Supplied records section start

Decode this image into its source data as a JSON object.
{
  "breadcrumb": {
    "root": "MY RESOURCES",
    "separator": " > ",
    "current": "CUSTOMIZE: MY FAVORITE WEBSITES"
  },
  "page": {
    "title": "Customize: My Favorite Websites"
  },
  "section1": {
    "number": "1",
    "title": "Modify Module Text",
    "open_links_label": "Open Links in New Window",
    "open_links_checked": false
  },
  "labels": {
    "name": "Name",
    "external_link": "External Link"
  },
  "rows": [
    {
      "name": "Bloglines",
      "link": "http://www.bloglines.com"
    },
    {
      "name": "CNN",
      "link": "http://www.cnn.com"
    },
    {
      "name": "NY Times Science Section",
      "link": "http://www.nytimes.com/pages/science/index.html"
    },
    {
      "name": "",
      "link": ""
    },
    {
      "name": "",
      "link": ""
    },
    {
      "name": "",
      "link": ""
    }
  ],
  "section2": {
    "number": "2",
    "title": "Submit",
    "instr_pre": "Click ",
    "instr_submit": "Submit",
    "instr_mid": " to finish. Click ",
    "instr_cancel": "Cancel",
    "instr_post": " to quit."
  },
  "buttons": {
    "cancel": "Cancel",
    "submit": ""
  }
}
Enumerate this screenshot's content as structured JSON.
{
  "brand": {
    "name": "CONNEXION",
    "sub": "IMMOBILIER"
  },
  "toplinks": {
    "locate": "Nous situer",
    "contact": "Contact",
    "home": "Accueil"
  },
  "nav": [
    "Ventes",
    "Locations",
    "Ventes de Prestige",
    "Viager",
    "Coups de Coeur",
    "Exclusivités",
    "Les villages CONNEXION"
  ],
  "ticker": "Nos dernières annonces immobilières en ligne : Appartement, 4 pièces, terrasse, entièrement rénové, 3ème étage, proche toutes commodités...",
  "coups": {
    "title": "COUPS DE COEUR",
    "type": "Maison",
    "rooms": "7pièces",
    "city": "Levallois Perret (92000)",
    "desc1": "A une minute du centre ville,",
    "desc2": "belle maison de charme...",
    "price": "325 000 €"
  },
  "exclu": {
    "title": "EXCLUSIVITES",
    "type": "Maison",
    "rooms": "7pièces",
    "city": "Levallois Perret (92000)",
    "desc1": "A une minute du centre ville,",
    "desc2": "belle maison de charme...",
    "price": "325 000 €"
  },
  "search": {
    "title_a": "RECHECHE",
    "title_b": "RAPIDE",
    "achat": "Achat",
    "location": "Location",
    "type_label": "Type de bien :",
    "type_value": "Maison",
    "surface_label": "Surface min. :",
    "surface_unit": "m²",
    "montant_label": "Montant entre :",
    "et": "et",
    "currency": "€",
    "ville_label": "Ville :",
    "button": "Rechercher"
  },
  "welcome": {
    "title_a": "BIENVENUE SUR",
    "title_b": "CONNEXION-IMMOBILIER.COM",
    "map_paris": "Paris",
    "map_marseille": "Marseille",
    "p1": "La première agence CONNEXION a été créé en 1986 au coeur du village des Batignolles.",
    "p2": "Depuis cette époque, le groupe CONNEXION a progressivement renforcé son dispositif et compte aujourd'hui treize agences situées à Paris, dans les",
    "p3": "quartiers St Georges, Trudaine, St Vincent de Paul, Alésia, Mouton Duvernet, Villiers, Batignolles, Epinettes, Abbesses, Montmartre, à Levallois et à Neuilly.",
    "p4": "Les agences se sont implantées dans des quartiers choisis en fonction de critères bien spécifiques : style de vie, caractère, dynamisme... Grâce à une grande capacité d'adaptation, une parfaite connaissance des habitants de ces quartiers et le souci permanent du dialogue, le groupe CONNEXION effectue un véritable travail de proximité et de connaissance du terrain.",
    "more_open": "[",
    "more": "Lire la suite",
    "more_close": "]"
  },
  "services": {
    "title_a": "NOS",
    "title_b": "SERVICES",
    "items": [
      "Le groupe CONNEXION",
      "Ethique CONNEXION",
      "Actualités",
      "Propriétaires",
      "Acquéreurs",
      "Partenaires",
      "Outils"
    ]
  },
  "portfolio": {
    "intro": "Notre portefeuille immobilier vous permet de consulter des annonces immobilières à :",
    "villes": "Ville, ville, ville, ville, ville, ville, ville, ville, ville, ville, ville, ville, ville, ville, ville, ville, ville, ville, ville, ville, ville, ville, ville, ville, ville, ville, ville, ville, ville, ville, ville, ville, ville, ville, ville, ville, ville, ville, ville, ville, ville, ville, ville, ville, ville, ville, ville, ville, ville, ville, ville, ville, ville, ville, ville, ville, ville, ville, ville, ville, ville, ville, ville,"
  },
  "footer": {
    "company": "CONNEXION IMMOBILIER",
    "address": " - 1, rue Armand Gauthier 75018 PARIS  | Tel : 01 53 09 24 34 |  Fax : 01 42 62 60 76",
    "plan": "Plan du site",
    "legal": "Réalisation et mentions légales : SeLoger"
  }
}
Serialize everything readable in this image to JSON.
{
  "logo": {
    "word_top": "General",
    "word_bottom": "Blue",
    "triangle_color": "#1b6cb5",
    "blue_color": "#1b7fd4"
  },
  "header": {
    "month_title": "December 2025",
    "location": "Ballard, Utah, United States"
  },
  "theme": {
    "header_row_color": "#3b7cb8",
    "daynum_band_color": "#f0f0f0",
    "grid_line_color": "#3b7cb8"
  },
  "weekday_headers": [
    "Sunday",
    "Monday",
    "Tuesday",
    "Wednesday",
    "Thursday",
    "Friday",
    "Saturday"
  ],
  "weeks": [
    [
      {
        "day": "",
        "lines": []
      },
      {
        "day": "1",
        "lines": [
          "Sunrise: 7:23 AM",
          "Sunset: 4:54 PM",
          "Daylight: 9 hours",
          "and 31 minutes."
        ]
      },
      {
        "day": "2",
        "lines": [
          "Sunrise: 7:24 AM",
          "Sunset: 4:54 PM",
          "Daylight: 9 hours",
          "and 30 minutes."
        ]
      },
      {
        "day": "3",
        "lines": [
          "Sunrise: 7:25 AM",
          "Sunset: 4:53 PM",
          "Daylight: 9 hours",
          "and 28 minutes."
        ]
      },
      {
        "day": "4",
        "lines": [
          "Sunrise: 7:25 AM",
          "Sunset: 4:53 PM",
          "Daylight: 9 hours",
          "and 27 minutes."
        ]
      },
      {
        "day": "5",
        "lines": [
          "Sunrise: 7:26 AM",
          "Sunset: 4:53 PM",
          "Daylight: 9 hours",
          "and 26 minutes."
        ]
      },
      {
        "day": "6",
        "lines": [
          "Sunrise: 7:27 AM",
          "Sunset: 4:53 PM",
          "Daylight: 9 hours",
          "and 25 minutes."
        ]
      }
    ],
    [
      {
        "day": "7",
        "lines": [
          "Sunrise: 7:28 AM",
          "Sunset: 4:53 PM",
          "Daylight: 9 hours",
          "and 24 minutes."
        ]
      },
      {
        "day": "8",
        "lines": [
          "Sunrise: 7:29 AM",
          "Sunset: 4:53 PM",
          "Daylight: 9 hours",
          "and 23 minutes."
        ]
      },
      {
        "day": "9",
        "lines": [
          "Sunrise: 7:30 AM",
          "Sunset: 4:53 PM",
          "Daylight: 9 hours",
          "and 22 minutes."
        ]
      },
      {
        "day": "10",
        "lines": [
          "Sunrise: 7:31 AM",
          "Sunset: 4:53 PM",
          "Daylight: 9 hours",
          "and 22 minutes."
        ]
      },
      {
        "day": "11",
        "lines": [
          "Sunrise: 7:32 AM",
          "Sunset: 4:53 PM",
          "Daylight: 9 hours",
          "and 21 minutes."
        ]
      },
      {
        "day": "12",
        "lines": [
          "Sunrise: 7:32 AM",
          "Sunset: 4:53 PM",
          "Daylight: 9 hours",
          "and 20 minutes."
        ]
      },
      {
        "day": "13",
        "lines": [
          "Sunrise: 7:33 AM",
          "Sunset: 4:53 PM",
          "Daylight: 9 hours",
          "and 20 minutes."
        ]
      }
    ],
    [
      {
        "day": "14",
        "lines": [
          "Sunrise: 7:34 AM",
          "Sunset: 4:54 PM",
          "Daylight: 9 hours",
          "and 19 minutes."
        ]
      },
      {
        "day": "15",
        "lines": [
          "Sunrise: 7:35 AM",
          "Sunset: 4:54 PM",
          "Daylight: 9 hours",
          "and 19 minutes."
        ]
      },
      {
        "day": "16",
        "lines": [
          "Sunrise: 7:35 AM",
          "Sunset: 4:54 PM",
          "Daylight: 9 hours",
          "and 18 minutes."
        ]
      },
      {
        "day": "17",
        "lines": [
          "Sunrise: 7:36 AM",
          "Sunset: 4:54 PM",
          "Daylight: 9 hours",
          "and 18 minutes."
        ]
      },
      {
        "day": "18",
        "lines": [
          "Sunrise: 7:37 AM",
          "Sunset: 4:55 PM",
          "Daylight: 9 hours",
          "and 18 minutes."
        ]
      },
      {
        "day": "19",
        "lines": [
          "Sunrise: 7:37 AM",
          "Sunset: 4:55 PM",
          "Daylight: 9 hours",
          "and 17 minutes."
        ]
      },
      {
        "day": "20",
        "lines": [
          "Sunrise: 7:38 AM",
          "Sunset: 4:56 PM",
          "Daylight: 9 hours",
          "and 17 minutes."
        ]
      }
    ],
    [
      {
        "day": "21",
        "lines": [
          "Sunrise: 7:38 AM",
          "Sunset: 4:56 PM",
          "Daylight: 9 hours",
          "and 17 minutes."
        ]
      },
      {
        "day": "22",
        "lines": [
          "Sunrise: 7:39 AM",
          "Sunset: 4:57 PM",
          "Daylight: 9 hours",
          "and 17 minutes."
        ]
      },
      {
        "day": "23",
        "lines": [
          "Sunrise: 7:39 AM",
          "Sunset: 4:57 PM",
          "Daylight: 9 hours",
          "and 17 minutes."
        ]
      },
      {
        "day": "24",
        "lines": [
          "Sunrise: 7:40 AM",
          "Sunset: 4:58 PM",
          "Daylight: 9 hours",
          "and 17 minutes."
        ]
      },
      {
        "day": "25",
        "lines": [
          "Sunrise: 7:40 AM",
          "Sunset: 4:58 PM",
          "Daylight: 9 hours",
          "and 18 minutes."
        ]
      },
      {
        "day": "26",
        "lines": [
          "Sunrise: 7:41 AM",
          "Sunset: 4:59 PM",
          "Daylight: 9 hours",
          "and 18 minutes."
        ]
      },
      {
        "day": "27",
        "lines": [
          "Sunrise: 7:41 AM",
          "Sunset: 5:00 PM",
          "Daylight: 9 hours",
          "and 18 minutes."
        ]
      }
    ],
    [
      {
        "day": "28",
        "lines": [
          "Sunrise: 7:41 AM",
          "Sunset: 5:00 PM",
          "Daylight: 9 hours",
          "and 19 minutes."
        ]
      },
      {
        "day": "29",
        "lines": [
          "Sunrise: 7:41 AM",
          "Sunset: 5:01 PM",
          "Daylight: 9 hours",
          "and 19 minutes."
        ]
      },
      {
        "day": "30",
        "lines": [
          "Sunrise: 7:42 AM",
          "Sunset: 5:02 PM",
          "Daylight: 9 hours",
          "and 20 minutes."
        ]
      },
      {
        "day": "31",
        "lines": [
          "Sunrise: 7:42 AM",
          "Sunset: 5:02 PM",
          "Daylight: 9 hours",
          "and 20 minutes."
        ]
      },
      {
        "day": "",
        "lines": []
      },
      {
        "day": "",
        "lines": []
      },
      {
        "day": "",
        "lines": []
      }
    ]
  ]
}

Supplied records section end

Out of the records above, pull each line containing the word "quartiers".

    "p3": "quartiers St Georges, Trudaine, St Vincent de Paul, Alésia, Mouton Duvernet, Villiers, Batignolles, Epinettes, Abbesses, Montmartre, à Levallois et à Neuilly.",
    "p4": "Les agences se sont implantées dans des quartiers choisis en fonction de critères bien spécifiques : style de vie, caractère, dynamisme... Grâce à une grande capacité d'adaptation, une parfaite connaissance des habitants de ces quartiers et le souci permanent du dialogue, le groupe CONNEXION effectue un véritable travail de proximité et de connaissance du terrain.",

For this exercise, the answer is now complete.